Food and Water
Always make fresh Cricket Power Food and Easy Water available in shallow containers (like our Easy Water Tray). Keep no more than a two-day supply in the container at any time, replacing the supply of food and water every two days. Following this rule will decrease your cricket mortality rate. Never mix the Power Food and Easy Water together. Avoid fruits, vegetables, or a bowl of water, which can cause bacteria growth, increased mortality, and a bad smell.
Keeping the cricket container clean will ensure a longer, healthier life for your crickets, and will allow you to keep them on the sales floor for maximum profit. To clean the container, remove any dead crickets, shed skins, and waste material. Wash the container out with hot water (you can also use a very mild bleach solution) between cricket shipments. Thoroughly rinse the container and allow it to dry before adding a new batch of crickets. Never expose your crickets or cricket container to any kind of pesticides or cleaning solution other than a mild bleach solution.
Ideal Temperature, Storage, and Maintenance
Superworms are tropical insects that require warmer temperatures than standard/giant mealworms. Superworms’ ideal temperature range is 70°- 80° F. Cupped super worms can be stored in the cups for up to two weeks. Bulk super worms will be shipped in a box with egg crate. Store your super worms in a plastic container between two layers of mealworm bedding (2″ on bottom and 1/2″ on top). Good container guidelines for a super worm container include dimensions about twice that of a shoebox, at least six inches tall, without a lid, and of sturdy plastic construction. (Small cat pans usually work well.) Add a small amount of Easy Water every other day to provide moisture for the worms. Depending on the quantity of super worms, fresh bedding should be added every week to two weeks to maintain the 2 ½” layers. Plan on completely replacing the bedding every three to four weeks.
Ideal Temperature, Storage, and Maintenance

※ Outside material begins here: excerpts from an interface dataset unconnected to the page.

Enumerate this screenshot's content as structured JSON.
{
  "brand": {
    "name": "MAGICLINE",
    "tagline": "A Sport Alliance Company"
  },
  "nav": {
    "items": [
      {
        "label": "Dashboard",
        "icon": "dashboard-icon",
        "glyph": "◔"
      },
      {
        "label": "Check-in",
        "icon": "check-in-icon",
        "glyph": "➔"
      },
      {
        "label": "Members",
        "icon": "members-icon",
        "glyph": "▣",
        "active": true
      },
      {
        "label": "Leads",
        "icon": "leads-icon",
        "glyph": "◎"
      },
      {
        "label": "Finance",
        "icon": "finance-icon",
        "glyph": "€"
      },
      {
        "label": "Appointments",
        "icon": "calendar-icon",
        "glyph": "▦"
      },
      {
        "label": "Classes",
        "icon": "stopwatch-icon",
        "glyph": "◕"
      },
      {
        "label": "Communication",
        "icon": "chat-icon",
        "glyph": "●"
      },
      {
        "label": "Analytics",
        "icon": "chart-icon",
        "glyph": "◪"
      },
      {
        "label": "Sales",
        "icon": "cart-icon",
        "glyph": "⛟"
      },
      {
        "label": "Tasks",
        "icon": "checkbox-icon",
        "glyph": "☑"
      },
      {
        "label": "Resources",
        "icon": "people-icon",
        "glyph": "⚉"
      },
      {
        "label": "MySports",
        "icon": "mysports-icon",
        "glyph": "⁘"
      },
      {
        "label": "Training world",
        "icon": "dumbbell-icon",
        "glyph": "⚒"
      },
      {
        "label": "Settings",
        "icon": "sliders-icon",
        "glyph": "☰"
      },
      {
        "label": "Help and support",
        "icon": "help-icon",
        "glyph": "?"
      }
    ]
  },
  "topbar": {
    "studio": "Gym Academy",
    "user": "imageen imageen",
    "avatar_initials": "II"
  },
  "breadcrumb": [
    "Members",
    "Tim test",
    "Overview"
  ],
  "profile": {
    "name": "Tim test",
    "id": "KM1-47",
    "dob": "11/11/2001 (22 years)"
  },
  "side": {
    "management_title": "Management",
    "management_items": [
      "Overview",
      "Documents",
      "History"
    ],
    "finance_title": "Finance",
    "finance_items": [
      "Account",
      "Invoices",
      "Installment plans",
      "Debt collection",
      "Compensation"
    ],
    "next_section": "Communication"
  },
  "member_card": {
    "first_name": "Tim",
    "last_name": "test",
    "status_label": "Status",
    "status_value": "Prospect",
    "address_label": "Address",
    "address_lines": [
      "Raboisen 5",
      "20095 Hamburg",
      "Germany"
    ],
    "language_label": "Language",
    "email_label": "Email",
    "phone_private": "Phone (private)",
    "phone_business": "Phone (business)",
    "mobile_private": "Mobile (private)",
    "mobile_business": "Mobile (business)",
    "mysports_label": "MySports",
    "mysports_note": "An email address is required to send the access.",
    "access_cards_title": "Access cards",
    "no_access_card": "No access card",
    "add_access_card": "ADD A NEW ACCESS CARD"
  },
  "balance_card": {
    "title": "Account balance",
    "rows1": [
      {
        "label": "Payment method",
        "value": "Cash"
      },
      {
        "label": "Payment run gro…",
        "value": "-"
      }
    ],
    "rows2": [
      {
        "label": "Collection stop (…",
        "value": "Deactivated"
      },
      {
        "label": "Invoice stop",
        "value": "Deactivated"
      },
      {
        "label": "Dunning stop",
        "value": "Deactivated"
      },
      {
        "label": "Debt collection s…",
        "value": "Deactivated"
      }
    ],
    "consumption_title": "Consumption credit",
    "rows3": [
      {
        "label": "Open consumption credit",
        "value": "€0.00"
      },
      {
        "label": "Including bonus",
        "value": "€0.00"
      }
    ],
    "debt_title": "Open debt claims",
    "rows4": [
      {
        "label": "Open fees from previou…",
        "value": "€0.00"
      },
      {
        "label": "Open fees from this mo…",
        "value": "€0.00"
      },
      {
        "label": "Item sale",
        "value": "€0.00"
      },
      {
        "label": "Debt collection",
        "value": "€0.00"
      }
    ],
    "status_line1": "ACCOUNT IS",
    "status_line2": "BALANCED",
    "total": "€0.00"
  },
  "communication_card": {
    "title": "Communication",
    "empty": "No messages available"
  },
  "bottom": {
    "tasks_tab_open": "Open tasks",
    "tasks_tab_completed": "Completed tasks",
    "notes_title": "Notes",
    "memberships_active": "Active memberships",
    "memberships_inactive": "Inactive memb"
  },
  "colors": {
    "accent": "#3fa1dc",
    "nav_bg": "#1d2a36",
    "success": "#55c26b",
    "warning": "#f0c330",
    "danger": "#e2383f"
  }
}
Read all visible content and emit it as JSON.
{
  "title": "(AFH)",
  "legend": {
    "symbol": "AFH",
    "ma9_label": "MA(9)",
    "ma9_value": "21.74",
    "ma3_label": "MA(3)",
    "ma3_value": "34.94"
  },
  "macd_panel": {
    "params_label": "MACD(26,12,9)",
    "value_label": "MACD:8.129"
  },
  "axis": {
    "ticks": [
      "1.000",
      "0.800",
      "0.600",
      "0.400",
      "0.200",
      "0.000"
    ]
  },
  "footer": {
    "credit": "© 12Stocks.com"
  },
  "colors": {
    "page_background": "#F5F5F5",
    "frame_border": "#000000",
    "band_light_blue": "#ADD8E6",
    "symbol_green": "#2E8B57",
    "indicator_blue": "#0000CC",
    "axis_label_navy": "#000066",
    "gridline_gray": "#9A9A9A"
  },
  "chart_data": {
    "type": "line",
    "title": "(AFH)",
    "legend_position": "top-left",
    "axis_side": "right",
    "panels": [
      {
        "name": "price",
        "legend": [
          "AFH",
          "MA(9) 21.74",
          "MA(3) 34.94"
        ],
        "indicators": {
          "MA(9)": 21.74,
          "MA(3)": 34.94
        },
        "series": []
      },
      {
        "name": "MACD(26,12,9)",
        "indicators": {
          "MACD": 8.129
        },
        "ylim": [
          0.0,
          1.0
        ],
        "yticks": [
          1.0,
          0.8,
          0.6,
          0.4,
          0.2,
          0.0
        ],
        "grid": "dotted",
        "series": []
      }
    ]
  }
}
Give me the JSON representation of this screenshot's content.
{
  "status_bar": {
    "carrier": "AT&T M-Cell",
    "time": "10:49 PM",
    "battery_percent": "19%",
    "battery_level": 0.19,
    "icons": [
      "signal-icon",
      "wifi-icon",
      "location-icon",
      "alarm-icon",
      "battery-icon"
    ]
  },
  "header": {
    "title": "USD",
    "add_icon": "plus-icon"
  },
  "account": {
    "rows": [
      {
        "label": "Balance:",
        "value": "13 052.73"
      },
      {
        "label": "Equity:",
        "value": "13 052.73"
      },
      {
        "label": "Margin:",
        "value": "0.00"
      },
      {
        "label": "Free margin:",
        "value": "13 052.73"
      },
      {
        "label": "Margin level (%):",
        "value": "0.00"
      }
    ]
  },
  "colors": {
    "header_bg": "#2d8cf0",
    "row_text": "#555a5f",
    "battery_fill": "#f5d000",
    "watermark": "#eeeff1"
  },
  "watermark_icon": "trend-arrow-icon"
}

Waxworms can be stored for a couple of weeks if kept at 50-60° F. This is the ideal temperature for waxworms; however, most refrigerators are colder than this. Often, the butter tray on the door of your refrigerator is the best place to find this ideal temperature. It’s better to keep waxworms at room temp with low humidity than it is to store them in a refrigerator that is colder than 40° F in its warmest area. Cupped waxworms should be stored in their cup. They have entered a stage in their life cycle where they no longer consume food. They are living off the fat supplies in their bodies. This means you’ll see them growing smaller the longer you keep them. Always remove any dead (black) wax worms from the container. It’s extremely important that they are stored in low humidity.
Our bulk waxworms are shipped overnight in our standard heavy, ventilated screened boxes without bedding. The bedding material is not necessary for overnight shipping; however, we highly recommend as soon as you receive your bulk shipment that you transfer the waxworms into smaller 100-250 count cups or containers with ventilated lids. Add a 1″-2″ layer of sawdust or wood shavings (aspen or pine shavings) to the bottom of the container then transfer the worms. Aspen or pine shavings is the same material used to line hamster cages. You can find this material at any pet supply store. The bedding material wicks off any moisture that may develop inside the container and can help keep your waxworms in storage longer. If the bedding becomes moist lids should be removed to allow moisture to escape, or replace the bedding.